• **TASK TO COMPLETE**: Only the text carries over: repeat the records exactly and drop the images.
START RECORDS FOR THIS TASK
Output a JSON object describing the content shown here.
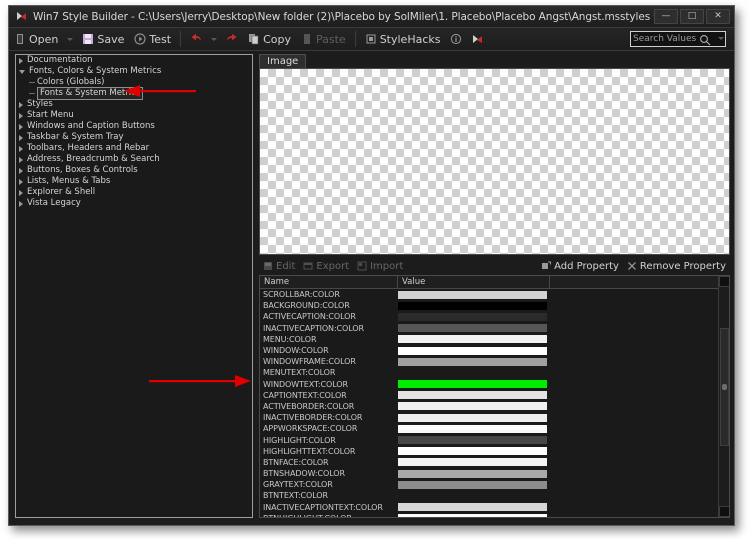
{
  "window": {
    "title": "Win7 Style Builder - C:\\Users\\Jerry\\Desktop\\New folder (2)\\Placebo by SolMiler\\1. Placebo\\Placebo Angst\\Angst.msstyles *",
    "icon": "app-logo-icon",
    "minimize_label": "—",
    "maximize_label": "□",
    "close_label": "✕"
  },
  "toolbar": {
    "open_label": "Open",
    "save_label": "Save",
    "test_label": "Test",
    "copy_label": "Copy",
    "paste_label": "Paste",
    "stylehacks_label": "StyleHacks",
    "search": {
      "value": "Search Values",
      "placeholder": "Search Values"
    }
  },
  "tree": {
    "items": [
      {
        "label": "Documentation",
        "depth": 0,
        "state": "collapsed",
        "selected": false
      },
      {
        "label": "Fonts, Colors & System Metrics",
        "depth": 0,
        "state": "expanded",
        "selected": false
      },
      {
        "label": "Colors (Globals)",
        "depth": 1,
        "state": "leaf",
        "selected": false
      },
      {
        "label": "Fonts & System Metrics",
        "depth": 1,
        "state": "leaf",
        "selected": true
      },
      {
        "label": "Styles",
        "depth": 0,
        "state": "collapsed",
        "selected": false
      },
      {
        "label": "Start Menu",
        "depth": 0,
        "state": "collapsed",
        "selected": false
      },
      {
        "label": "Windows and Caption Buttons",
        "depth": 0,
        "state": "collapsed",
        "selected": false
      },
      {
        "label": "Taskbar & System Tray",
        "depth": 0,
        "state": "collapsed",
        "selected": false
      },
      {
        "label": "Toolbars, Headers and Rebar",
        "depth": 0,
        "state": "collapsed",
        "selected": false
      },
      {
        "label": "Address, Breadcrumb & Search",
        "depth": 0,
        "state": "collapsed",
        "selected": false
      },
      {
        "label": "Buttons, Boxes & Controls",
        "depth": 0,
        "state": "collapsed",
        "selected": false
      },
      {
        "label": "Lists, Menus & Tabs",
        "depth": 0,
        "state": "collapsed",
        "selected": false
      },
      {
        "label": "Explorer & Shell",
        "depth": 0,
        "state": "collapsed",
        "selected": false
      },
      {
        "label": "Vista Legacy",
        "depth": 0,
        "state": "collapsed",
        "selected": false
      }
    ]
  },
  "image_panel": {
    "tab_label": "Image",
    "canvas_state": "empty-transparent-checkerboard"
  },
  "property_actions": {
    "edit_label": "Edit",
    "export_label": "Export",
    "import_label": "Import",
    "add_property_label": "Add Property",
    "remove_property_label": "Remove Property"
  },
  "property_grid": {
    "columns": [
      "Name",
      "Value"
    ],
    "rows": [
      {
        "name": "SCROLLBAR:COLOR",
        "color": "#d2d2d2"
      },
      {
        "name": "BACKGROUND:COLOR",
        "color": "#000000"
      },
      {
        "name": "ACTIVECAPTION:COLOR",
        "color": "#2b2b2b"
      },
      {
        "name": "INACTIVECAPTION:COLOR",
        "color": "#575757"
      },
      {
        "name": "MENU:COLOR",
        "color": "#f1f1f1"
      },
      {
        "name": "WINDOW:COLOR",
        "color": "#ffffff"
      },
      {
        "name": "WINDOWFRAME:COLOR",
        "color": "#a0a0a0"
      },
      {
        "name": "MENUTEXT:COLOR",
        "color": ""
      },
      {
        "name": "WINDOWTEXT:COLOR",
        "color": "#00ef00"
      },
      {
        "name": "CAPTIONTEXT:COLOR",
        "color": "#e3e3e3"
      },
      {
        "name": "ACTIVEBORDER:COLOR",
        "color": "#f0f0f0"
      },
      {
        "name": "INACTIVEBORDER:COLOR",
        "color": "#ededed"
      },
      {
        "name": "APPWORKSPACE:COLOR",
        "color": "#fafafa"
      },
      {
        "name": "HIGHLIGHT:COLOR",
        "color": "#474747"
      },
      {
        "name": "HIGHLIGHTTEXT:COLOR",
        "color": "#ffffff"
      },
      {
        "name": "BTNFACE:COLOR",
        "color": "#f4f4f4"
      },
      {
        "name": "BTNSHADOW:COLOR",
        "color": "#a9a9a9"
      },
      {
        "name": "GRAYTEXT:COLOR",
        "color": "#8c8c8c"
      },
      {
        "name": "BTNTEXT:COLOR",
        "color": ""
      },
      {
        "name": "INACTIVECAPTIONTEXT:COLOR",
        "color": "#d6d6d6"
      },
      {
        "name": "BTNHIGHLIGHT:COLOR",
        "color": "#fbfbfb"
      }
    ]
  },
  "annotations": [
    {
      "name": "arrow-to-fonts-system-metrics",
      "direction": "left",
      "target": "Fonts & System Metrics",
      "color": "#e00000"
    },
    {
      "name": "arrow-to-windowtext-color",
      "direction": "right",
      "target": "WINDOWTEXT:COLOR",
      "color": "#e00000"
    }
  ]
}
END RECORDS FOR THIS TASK
• **TASK RESPONSE**:
Output a JSON object describing the content shown here.
{
  "window": {
    "title": "Win7 Style Builder - C:\\Users\\Jerry\\Desktop\\New folder (2)\\Placebo by SolMiler\\1. Placebo\\Placebo Angst\\Angst.msstyles *",
    "icon": "app-logo-icon",
    "minimize_label": "—",
    "maximize_label": "□",
    "close_label": "✕"
  },
  "toolbar": {
    "open_label": "Open",
    "save_label": "Save",
    "test_label": "Test",
    "copy_label": "Copy",
    "paste_label": "Paste",
    "stylehacks_label": "StyleHacks",
    "search": {
      "value": "Search Values",
      "placeholder": "Search Values"
    }
  },
  "tree": {
    "items": [
      {
        "label": "Documentation",
        "depth": 0,
        "state": "collapsed",
        "selected": false
      },
      {
        "label": "Fonts, Colors & System Metrics",
        "depth": 0,
        "state": "expanded",
        "selected": false
      },
      {
        "label": "Colors (Globals)",
        "depth": 1,
        "state": "leaf",
        "selected": false
      },
      {
        "label": "Fonts & System Metrics",
        "depth": 1,
        "state": "leaf",
        "selected": true
      },
      {
        "label": "Styles",
        "depth": 0,
        "state": "collapsed",
        "selected": false
      },
      {
        "label": "Start Menu",
        "depth": 0,
        "state": "collapsed",
        "selected": false
      },
      {
        "label": "Windows and Caption Buttons",
        "depth": 0,
        "state": "collapsed",
        "selected": false
      },
      {
        "label": "Taskbar & System Tray",
        "depth": 0,
        "state": "collapsed",
        "selected": false
      },
      {
        "label": "Toolbars, Headers and Rebar",
        "depth": 0,
        "state": "collapsed",
        "selected": false
      },
      {
        "label": "Address, Breadcrumb & Search",
        "depth": 0,
        "state": "collapsed",
        "selected": false
      },
      {
        "label": "Buttons, Boxes & Controls",
        "depth": 0,
        "state": "collapsed",
        "selected": false
      },
      {
        "label": "Lists, Menus & Tabs",
        "depth": 0,
        "state": "collapsed",
        "selected": false
      },
      {
        "label": "Explorer & Shell",
        "depth": 0,
        "state": "collapsed",
        "selected": false
      },
      {
        "label": "Vista Legacy",
        "depth": 0,
        "state": "collapsed",
        "selected": false
      }
    ]
  },
  "image_panel": {
    "tab_label": "Image",
    "canvas_state": "empty-transparent-checkerboard"
  },
  "property_actions": {
    "edit_label": "Edit",
    "export_label": "Export",
    "import_label": "Import",
    "add_property_label": "Add Property",
    "remove_property_label": "Remove Property"
  },
  "property_grid": {
    "columns": [
      "Name",
      "Value"
    ],
    "rows": [
      {
        "name": "SCROLLBAR:COLOR",
        "color": "#d2d2d2"
      },
      {
        "name": "BACKGROUND:COLOR",
        "color": "#000000"
      },
      {
        "name": "ACTIVECAPTION:COLOR",
        "color": "#2b2b2b"
      },
      {
        "name": "INACTIVECAPTION:COLOR",
        "color": "#575757"
      },
      {
        "name": "MENU:COLOR",
        "color": "#f1f1f1"
      },
      {
        "name": "WINDOW:COLOR",
        "color": "#ffffff"
      },
      {
        "name": "WINDOWFRAME:COLOR",
        "color": "#a0a0a0"
      },
      {
        "name": "MENUTEXT:COLOR",
        "color": ""
      },
      {
        "name": "WINDOWTEXT:COLOR",
        "color": "#00ef00"
      },
      {
        "name": "CAPTIONTEXT:COLOR",
        "color": "#e3e3e3"
      },
      {
        "name": "ACTIVEBORDER:COLOR",
        "color": "#f0f0f0"
      },
      {
        "name": "INACTIVEBORDER:COLOR",
        "color": "#ededed"
      },
      {
        "name": "APPWORKSPACE:COLOR",
        "color": "#fafafa"
      },
      {
        "name": "HIGHLIGHT:COLOR",
        "color": "#474747"
      },
      {
        "name": "HIGHLIGHTTEXT:COLOR",
        "color": "#ffffff"
      },
      {
        "name": "BTNFACE:COLOR",
        "color": "#f4f4f4"
      },
      {
        "name": "BTNSHADOW:COLOR",
        "color": "#a9a9a9"
      },
      {
        "name": "GRAYTEXT:COLOR",
        "color": "#8c8c8c"
      },
      {
        "name": "BTNTEXT:COLOR",
        "color": ""
      },
      {
        "name": "INACTIVECAPTIONTEXT:COLOR",
        "color": "#d6d6d6"
      },
      {
        "name": "BTNHIGHLIGHT:COLOR",
        "color": "#fbfbfb"
      }
    ]
  },
  "annotations": [
    {
      "name": "arrow-to-fonts-system-metrics",
      "direction": "left",
      "target": "Fonts & System Metrics",
      "color": "#e00000"
    },
    {
      "name": "arrow-to-windowtext-color",
      "direction": "right",
      "target": "WINDOWTEXT:COLOR",
      "color": "#e00000"
    }
  ]
}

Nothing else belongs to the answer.